(Input data Opens)

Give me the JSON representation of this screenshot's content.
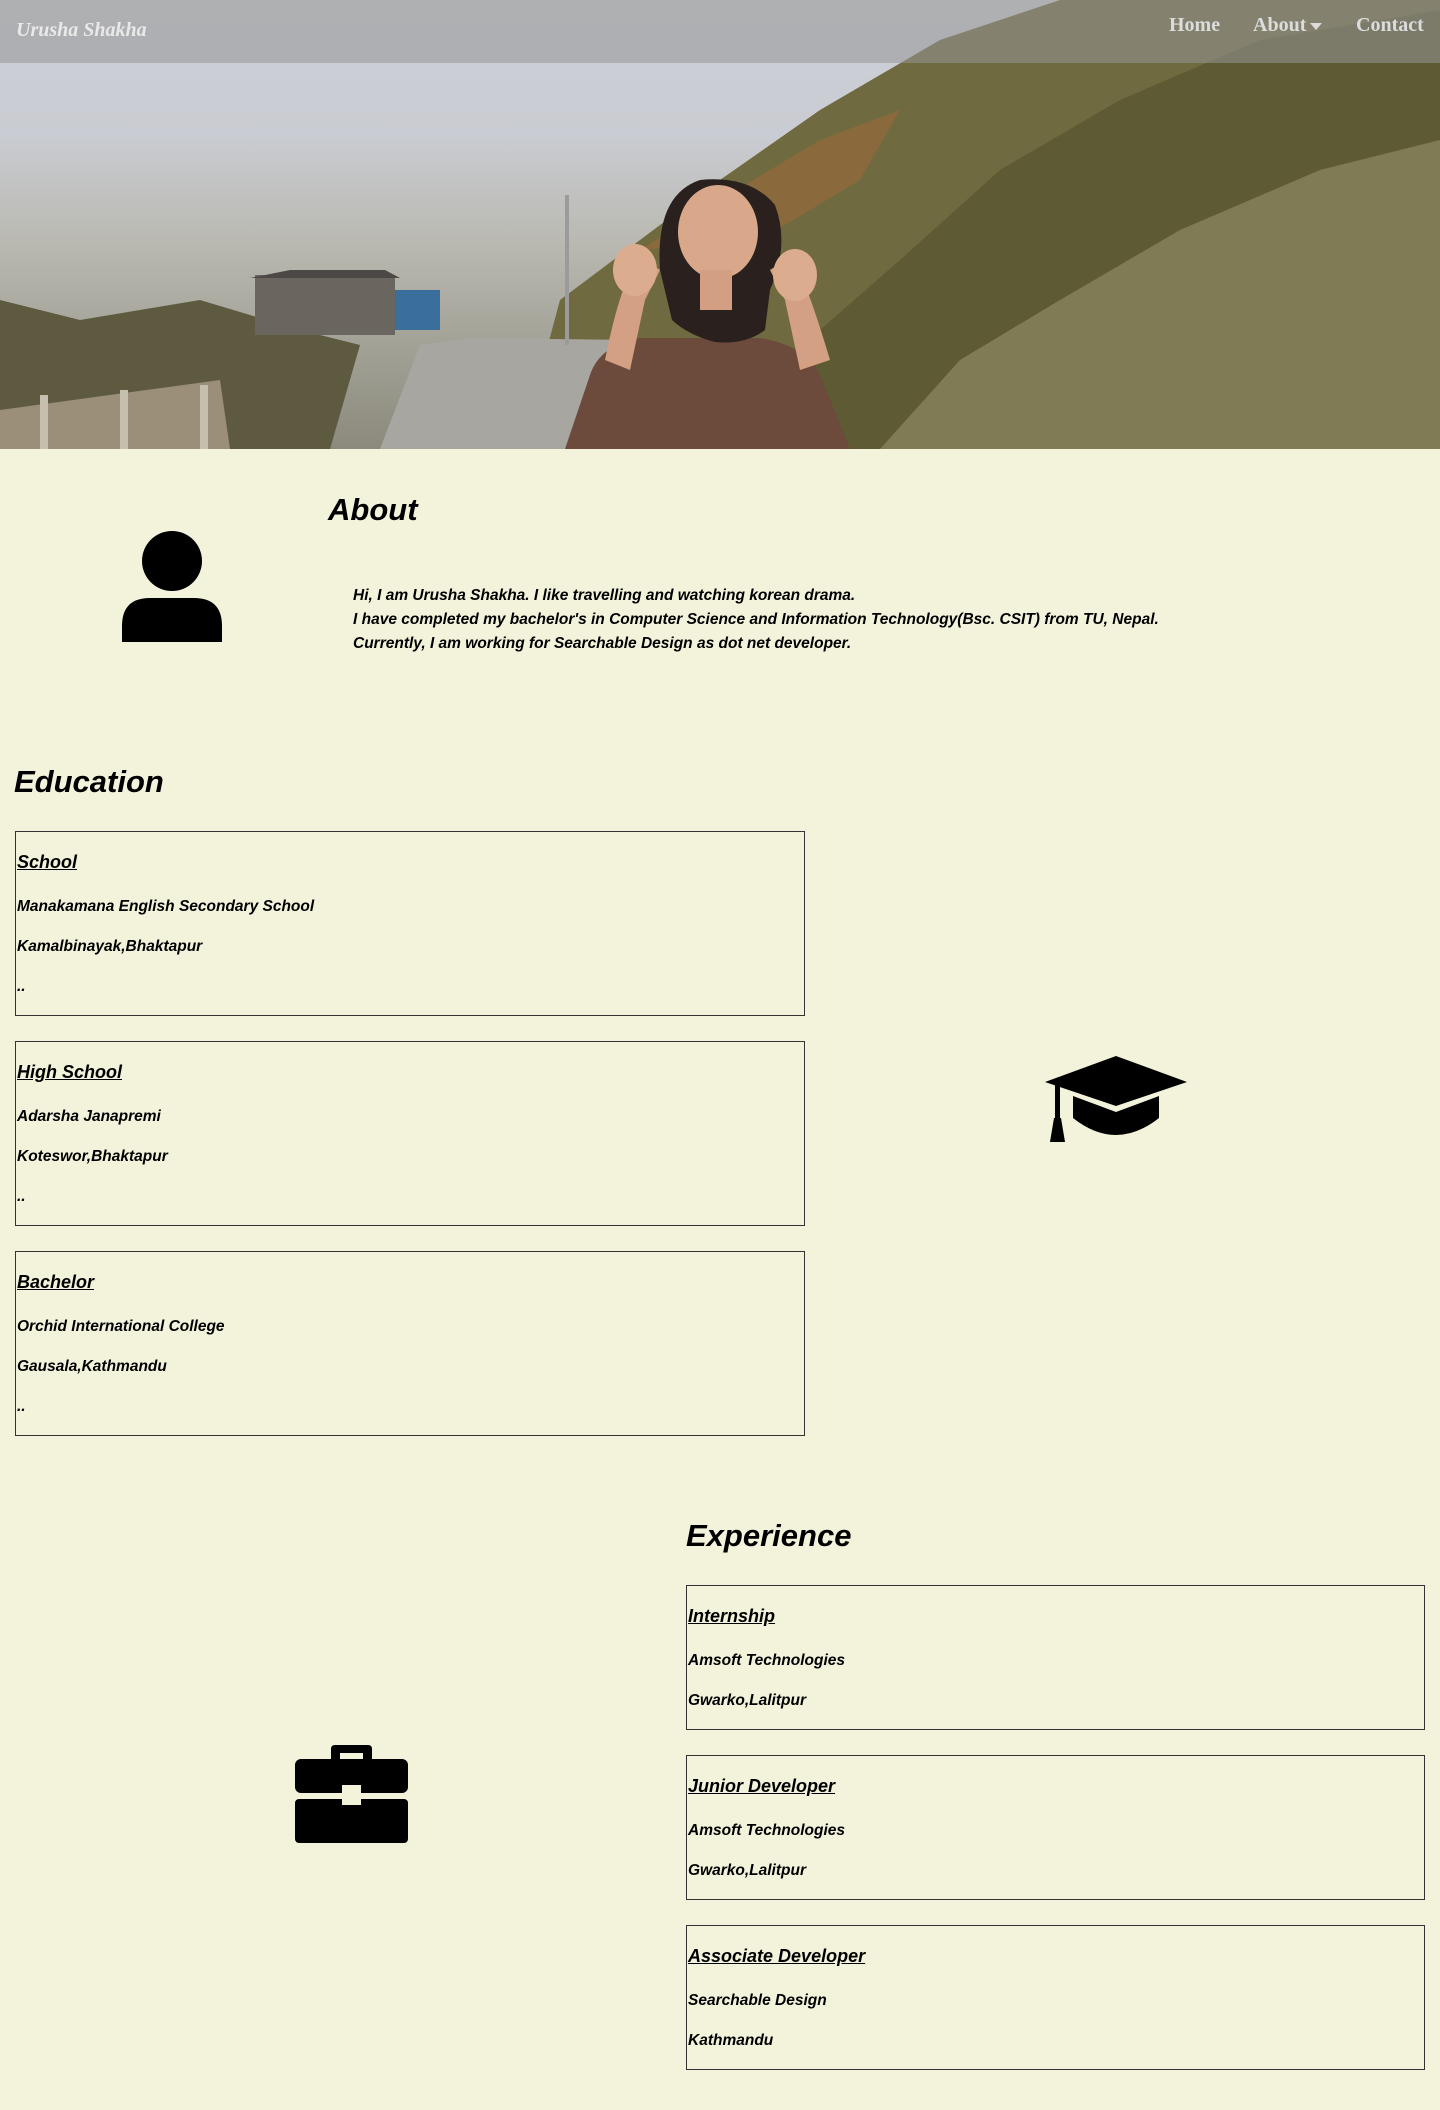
{
  "navbar": {
    "brand": "Urusha Shakha",
    "items": [
      {
        "label": "Home"
      },
      {
        "label": "About",
        "has_dropdown": true
      },
      {
        "label": "Contact"
      }
    ]
  },
  "hero": {
    "image": "woman-on-mountain-road-photo"
  },
  "about": {
    "title": "About",
    "icon": "user-icon",
    "paragraphs": [
      "Hi, I am Urusha Shakha. I like travelling and watching korean drama.",
      "I have completed my bachelor's in Computer Science and Information Technology(Bsc. CSIT) from TU, Nepal.",
      "Currently, I am working for Searchable Design as dot net developer."
    ]
  },
  "education": {
    "title": "Education",
    "icon": "graduation-cap-icon",
    "items": [
      {
        "title": "School",
        "institution": "Manakamana English Secondary School",
        "location": "Kamalbinayak,Bhaktapur",
        "extra": ".."
      },
      {
        "title": "High School",
        "institution": "Adarsha Janapremi",
        "location": "Koteswor,Bhaktapur",
        "extra": ".."
      },
      {
        "title": "Bachelor",
        "institution": "Orchid International College",
        "location": "Gausala,Kathmandu",
        "extra": ".."
      }
    ]
  },
  "experience": {
    "title": "Experience",
    "icon": "briefcase-icon",
    "items": [
      {
        "title": "Internship",
        "company": "Amsoft Technologies",
        "location": "Gwarko,Lalitpur"
      },
      {
        "title": "Junior Developer",
        "company": "Amsoft Technologies",
        "location": "Gwarko,Lalitpur"
      },
      {
        "title": "Associate Developer",
        "company": "Searchable Design",
        "location": "Kathmandu"
      }
    ]
  },
  "colors": {
    "background": "#f3f3dc",
    "navbar": "#969696"
  }
}
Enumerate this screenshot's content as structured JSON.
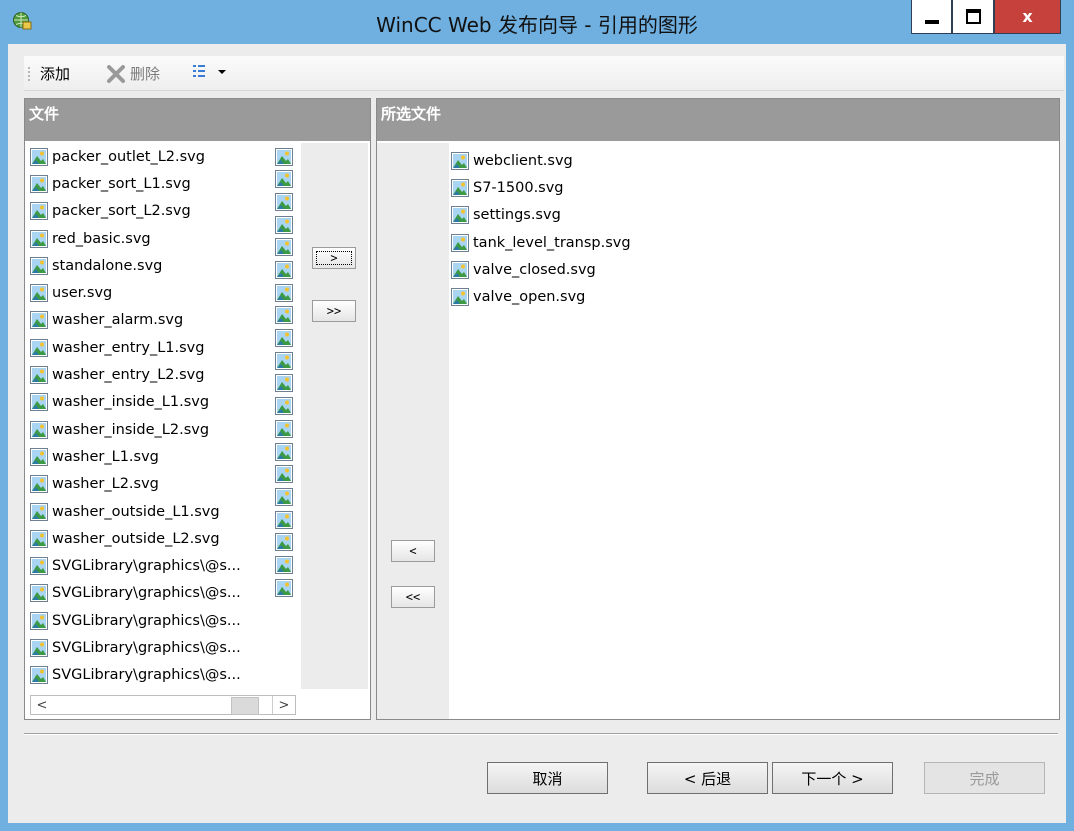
{
  "window": {
    "title": "WinCC Web 发布向导 - 引用的图形",
    "close_glyph": "x"
  },
  "toolbar": {
    "add_label": "添加",
    "delete_label": "删除"
  },
  "left_panel": {
    "header": "文件",
    "items": [
      "packer_outlet_L2.svg",
      "packer_sort_L1.svg",
      "packer_sort_L2.svg",
      "red_basic.svg",
      "standalone.svg",
      "user.svg",
      "washer_alarm.svg",
      "washer_entry_L1.svg",
      "washer_entry_L2.svg",
      "washer_inside_L1.svg",
      "washer_inside_L2.svg",
      "washer_L1.svg",
      "washer_L2.svg",
      "washer_outside_L1.svg",
      "washer_outside_L2.svg",
      "SVGLibrary\\graphics\\@s...",
      "SVGLibrary\\graphics\\@s...",
      "SVGLibrary\\graphics\\@s...",
      "SVGLibrary\\graphics\\@s...",
      "SVGLibrary\\graphics\\@s..."
    ]
  },
  "transfer": {
    "add_one": ">",
    "add_all": ">>",
    "remove_one": "<",
    "remove_all": "<<"
  },
  "right_panel": {
    "header": "所选文件",
    "items": [
      "webclient.svg",
      "S7-1500.svg",
      "settings.svg",
      "tank_level_transp.svg",
      "valve_closed.svg",
      "valve_open.svg"
    ]
  },
  "scrollbar": {
    "left_arrow": "<",
    "right_arrow": ">"
  },
  "footer": {
    "cancel_label": "取消",
    "back_label": "< 后退",
    "next_label": "下一个 >",
    "finish_label": "完成"
  },
  "colors": {
    "titlebar": "#6fb0e0",
    "close_button": "#c7413c",
    "panel_header": "#9a9a9a"
  }
}
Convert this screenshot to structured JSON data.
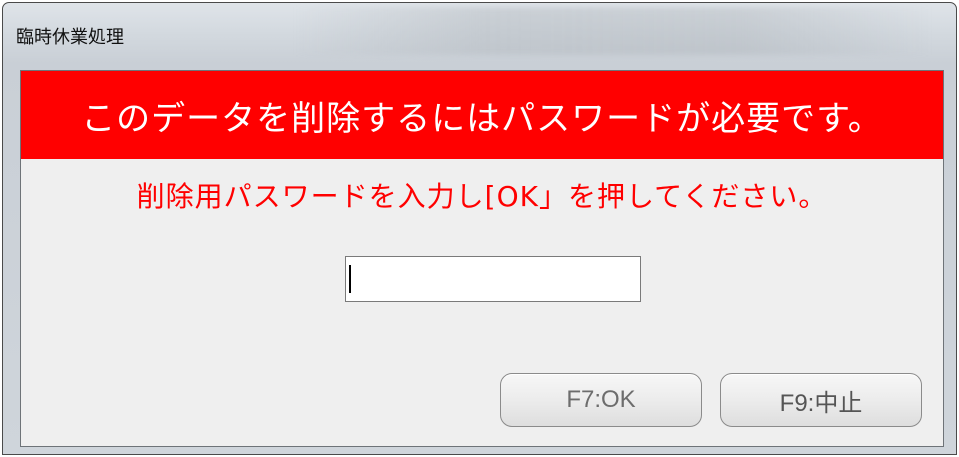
{
  "window": {
    "title": "臨時休業処理"
  },
  "dialog": {
    "banner_text": "このデータを削除するにはパスワードが必要です。",
    "instruction": "削除用パスワードを入力し[OK」を押してください。",
    "password_value": "",
    "ok_label": "F7:OK",
    "cancel_label": "F9:中止"
  },
  "colors": {
    "banner_bg": "#ff0000",
    "banner_text": "#ffffff",
    "instruction_text": "#ff0000",
    "client_bg": "#efefef"
  }
}
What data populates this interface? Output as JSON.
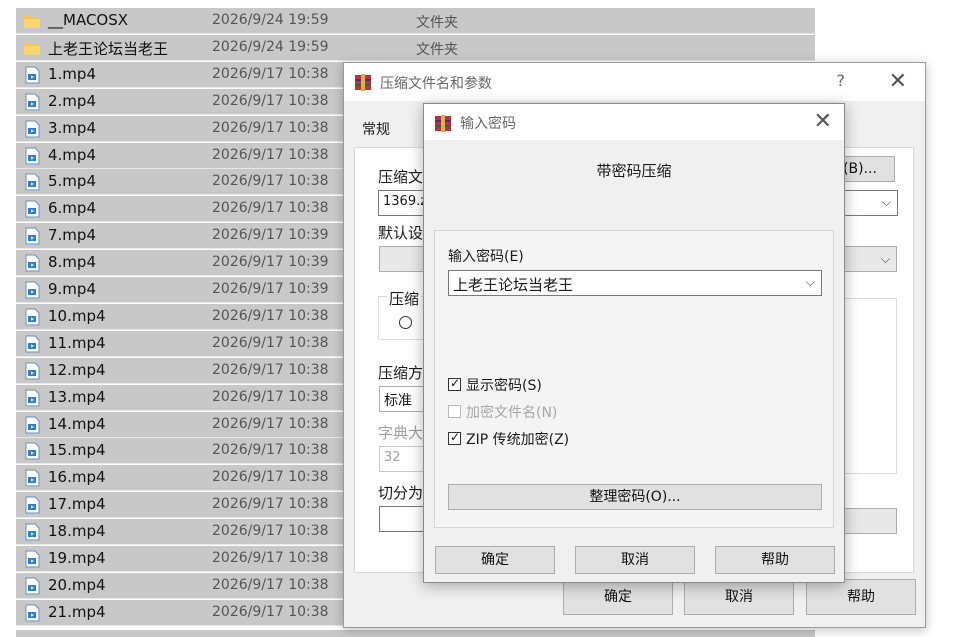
{
  "explorer": {
    "files": [
      {
        "name": "__MACOSX",
        "date": "2026/9/24 19:59",
        "type": "文件夹",
        "icon": "folder-icon"
      },
      {
        "name": "上老王论坛当老王",
        "date": "2026/9/24 19:59",
        "type": "文件夹",
        "icon": "folder-icon"
      },
      {
        "name": "1.mp4",
        "date": "2026/9/17 10:38",
        "type": "",
        "icon": "video-file-icon"
      },
      {
        "name": "2.mp4",
        "date": "2026/9/17 10:38",
        "type": "",
        "icon": "video-file-icon"
      },
      {
        "name": "3.mp4",
        "date": "2026/9/17 10:38",
        "type": "",
        "icon": "video-file-icon"
      },
      {
        "name": "4.mp4",
        "date": "2026/9/17 10:38",
        "type": "",
        "icon": "video-file-icon"
      },
      {
        "name": "5.mp4",
        "date": "2026/9/17 10:38",
        "type": "",
        "icon": "video-file-icon"
      },
      {
        "name": "6.mp4",
        "date": "2026/9/17 10:38",
        "type": "",
        "icon": "video-file-icon"
      },
      {
        "name": "7.mp4",
        "date": "2026/9/17 10:39",
        "type": "",
        "icon": "video-file-icon"
      },
      {
        "name": "8.mp4",
        "date": "2026/9/17 10:39",
        "type": "",
        "icon": "video-file-icon"
      },
      {
        "name": "9.mp4",
        "date": "2026/9/17 10:39",
        "type": "",
        "icon": "video-file-icon"
      },
      {
        "name": "10.mp4",
        "date": "2026/9/17 10:38",
        "type": "",
        "icon": "video-file-icon"
      },
      {
        "name": "11.mp4",
        "date": "2026/9/17 10:38",
        "type": "",
        "icon": "video-file-icon"
      },
      {
        "name": "12.mp4",
        "date": "2026/9/17 10:38",
        "type": "",
        "icon": "video-file-icon"
      },
      {
        "name": "13.mp4",
        "date": "2026/9/17 10:38",
        "type": "",
        "icon": "video-file-icon"
      },
      {
        "name": "14.mp4",
        "date": "2026/9/17 10:38",
        "type": "",
        "icon": "video-file-icon"
      },
      {
        "name": "15.mp4",
        "date": "2026/9/17 10:38",
        "type": "",
        "icon": "video-file-icon"
      },
      {
        "name": "16.mp4",
        "date": "2026/9/17 10:38",
        "type": "",
        "icon": "video-file-icon"
      },
      {
        "name": "17.mp4",
        "date": "2026/9/17 10:38",
        "type": "",
        "icon": "video-file-icon"
      },
      {
        "name": "18.mp4",
        "date": "2026/9/17 10:38",
        "type": "",
        "icon": "video-file-icon"
      },
      {
        "name": "19.mp4",
        "date": "2026/9/17 10:38",
        "type": "",
        "icon": "video-file-icon"
      },
      {
        "name": "20.mp4",
        "date": "2026/9/17 10:38",
        "type": "",
        "icon": "video-file-icon"
      },
      {
        "name": "21.mp4",
        "date": "2026/9/17 10:38",
        "type": "",
        "icon": "video-file-icon"
      }
    ]
  },
  "archive_dialog": {
    "title": "压缩文件名和参数",
    "help": "?",
    "close": "✕",
    "tab_general": "常规",
    "archive_name_label": "压缩文",
    "archive_name_value": "1369.z",
    "browse_label": "(B)...",
    "profile_label": "默认设",
    "format_group_label": "压缩",
    "format_option_partial": "",
    "method_label": "压缩方",
    "method_value": "标准",
    "dict_label": "字典大",
    "dict_value": "32",
    "split_label": "切分为",
    "ok_button": "确定",
    "cancel_button": "取消",
    "help_button": "帮助"
  },
  "password_dialog": {
    "title": "输入密码",
    "close": "✕",
    "heading": "带密码压缩",
    "password_label": "输入密码(E)",
    "password_value": "上老王论坛当老王",
    "show_password_label": "显示密码(S)",
    "show_password_checked": true,
    "encrypt_names_label": "加密文件名(N)",
    "encrypt_names_checked": false,
    "zip_legacy_label": "ZIP 传统加密(Z)",
    "zip_legacy_checked": true,
    "organize_button": "整理密码(O)...",
    "ok_button": "确定",
    "cancel_button": "取消",
    "help_button": "帮助"
  },
  "colors": {
    "selection_gray": "#c8c8c8",
    "folder_yellow": "#f6c64a",
    "video_blue": "#2f7fd0",
    "winrar_red": "#b8343a"
  }
}
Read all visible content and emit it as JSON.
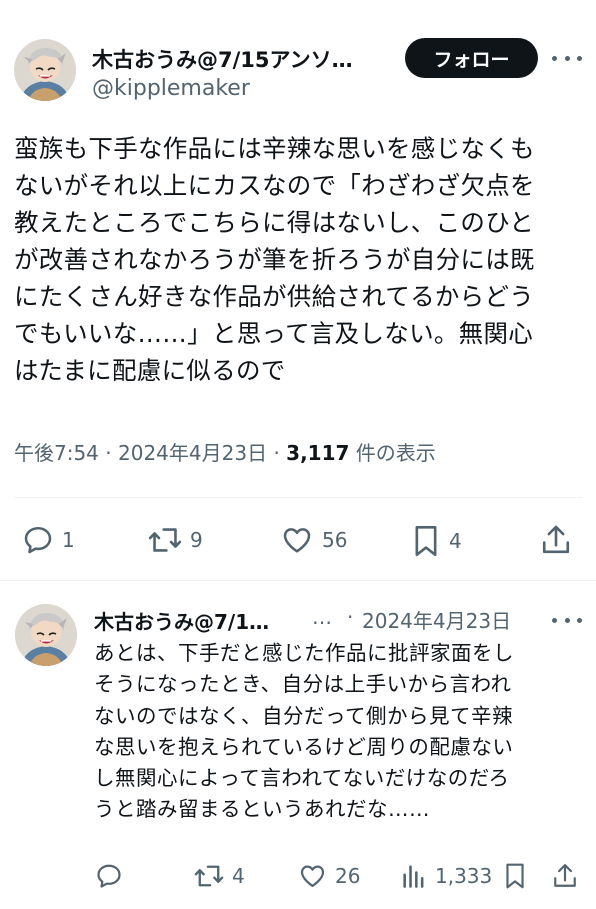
{
  "main_tweet": {
    "display_name": "木古おうみ@7/15アンソ…",
    "handle": "@kipplemaker",
    "follow_label": "フォロー",
    "text_lines": [
      "蛮族も下手な作品には辛辣な思いを感じなくも",
      "ないがそれ以上にカスなので「わざわざ欠点を",
      "教えたところでこちらに得はないし、このひと",
      "が改善されなかろうが筆を折ろうが自分には既",
      "にたくさん好きな作品が供給されてるからどう",
      "でもいいな……」と思って言及しない。無関心",
      "はたまに配慮に似るので"
    ],
    "time": "午後7:54",
    "separator": "·",
    "date": "2024年4月23日",
    "views_count": "3,117",
    "views_label": "件の表示",
    "actions": {
      "replies": "1",
      "retweets": "9",
      "likes": "56",
      "bookmarks": "4"
    }
  },
  "reply_tweet": {
    "display_name": "木古おうみ@7/1…",
    "ellipsis": "…",
    "separator": "·",
    "date": "2024年4月23日",
    "text_lines": [
      "あとは、下手だと感じた作品に批評家面をし",
      "そうになったとき、自分は上手いから言われ",
      "ないのではなく、自分だって側から見て辛辣",
      "な思いを抱えられているけど周りの配慮ない",
      "し無関心によって言われてないだけなのだろ",
      "うと踏み留まるというあれだな……"
    ],
    "actions": {
      "retweets": "4",
      "likes": "26",
      "views": "1,333"
    }
  },
  "colors": {
    "text_primary": "#0f1419",
    "text_secondary": "#536471",
    "divider": "#eff3f4",
    "follow_button_bg": "#0f1419"
  }
}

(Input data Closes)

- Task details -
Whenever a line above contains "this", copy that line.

- Task result -
Give me the JSON representation of this screenshot's content.
Enumerate this screenshot's content as structured JSON.
Convert this screenshot to structured JSON data.
What data populates this interface? Output as JSON.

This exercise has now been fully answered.